4 ways to grow your career in sports (without a new title)
by Warren Parr - Senior Director of Ticket Sales at the Atlanta Falcons | November 19, 2019
This past summer I was fortunate to travel to West Creek Montana with 20+ fellow associates from AMB Sports and Entertainment (the parent company for the Atlanta Falcons, Atlanta United, and Mercedes-Benz Stadium) for leadership training. Over the course of the week, there were many discussions had by the group, one being focused on professional growth and how as an organization we could foster it as much as possible with our associates.
In my recent experience, it seems like many professionals only define their growth through a title change or higher compensation. With social media playing such a big role in our lives, it’s almost a sense of “Keeping up with the Joneses” to ensure that you are ascending the career ladder as fast as your peers and other colleagues. It could be perceived that the title is more important than the professional skills that are being developed.
While it provides a sense of gratification to receive a change in title, the reality is, the further you get in your career in sports, the expectation of a title change every year (or every 2-3 years) is unrealistic. Professional growth should be defined by more than just a title change. There are a number of ways to grow professionally and I’ve outlined a few important ones below:
Expand your network
There’s a common saying that’s often thrown around in sports “It’s not what you know, it’s who you know”. While there is certainly some truth to that, I tend to believe “It’s not who you know, but who knows you!” Developing meaningful relationships and expanding your professional network are vital to your career growth in sports. These relationships are not just within the walls of your organization, they extend to peers and colleagues with other teams. There are many resources available for you to expand your personal network. Sports Career Fairs, Teamwork Online Networking events, (theClubhouse!) and industry conferences are great ways to meet other executives and share best practices. The stronger the relationship, the more those individuals are willing to go to bat for you vs. you just being someone they know.

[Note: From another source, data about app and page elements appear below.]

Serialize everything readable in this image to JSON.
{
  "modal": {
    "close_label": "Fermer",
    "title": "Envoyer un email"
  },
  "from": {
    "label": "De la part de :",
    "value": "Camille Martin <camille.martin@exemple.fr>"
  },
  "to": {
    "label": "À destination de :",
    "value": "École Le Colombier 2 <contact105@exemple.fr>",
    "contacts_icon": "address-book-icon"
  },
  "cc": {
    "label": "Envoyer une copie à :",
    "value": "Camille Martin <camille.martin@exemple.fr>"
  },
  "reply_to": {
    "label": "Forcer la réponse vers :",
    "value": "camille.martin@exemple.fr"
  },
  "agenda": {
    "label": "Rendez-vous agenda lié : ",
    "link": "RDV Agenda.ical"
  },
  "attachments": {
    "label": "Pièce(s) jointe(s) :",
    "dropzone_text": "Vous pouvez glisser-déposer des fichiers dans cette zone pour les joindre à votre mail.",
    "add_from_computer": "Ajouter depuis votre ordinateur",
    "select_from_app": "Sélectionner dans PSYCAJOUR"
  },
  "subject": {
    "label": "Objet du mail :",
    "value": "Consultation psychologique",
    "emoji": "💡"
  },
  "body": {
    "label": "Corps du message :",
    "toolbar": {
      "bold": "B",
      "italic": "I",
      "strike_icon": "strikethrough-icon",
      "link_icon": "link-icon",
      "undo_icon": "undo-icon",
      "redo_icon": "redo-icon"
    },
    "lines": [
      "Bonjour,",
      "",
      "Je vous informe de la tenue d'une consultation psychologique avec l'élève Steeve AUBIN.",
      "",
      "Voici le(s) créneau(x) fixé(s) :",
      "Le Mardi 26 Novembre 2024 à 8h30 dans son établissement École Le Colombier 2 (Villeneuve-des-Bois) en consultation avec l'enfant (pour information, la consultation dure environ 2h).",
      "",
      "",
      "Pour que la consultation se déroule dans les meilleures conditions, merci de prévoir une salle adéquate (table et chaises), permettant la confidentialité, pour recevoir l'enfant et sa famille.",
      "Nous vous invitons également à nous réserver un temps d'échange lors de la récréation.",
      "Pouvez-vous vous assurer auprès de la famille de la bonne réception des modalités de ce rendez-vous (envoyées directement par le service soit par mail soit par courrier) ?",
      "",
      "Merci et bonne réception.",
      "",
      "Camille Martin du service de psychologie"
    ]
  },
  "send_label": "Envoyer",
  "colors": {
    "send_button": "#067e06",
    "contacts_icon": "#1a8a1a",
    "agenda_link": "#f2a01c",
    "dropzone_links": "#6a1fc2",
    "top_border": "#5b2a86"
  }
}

Invest in yourself
Far too often we rely on our managers to provide us with all the tools and training to make us successful at our jobs. However, taking time and energy to invest in your own professional growth is often ignored. There are several ways that any employee can personally better themselves. Anything from taking time to read professional development books, listening to relevant podcasts on your car ride to work, various webinar trainings, or executive coaches for Sr. level professionals are all good examples of investing in yourself. Furthering your career in sports is often doing the things that others are either unwilling or too lazy to do. Investing in yourself is a no-brainer, so do it!
Professional growth is also influenced by how you are living your life outside of the everyday 8a to 5p. Volunteering your time and finding opportunities to give back to your local community are great ways to demonstrate your leadership skills and your ability to act as a mentor to others. It’s amazing the satisfaction that can be had from being a big brother/big sister or offering up your professional advice to those that are looking for a second chance. You’d also be surprised to learn how these opportunities can also enhance relationships with powerful and influential individuals in your community.
Learn a new skill
We all strive to be experts in our field, as we should. But as our business continues to evolve and change, it never hurts to learn a new skill that is relevant and can easily be applied to your role. Sometimes organizations offer Learning Management Systems (LMS) that deliver educational courses, along with training and development programs. LinkedIn Learning is another great tool that provides access to thousands of subject matter expert led professional courses. Having more tools in your toolbox increases your value to your team and knowledge of the overall business.
Adopting any of these practices will not only put you on a path to professional growth and success but they will help provide a sense of professional accomplishment regardless of whether or not your title changes.
Warren Parr is the Sr. Director of Ticket Sales at the Atlanta Falcons. He has 14+ years' experience and a proven track record of success in selling, sales management, revenue management, and customer service. He’s a strategic thinker who applies industry experience and new trends to effectively manage people and maximize revenue possibilities. You can learn more about Warren by visiting his LinkedIn profile here.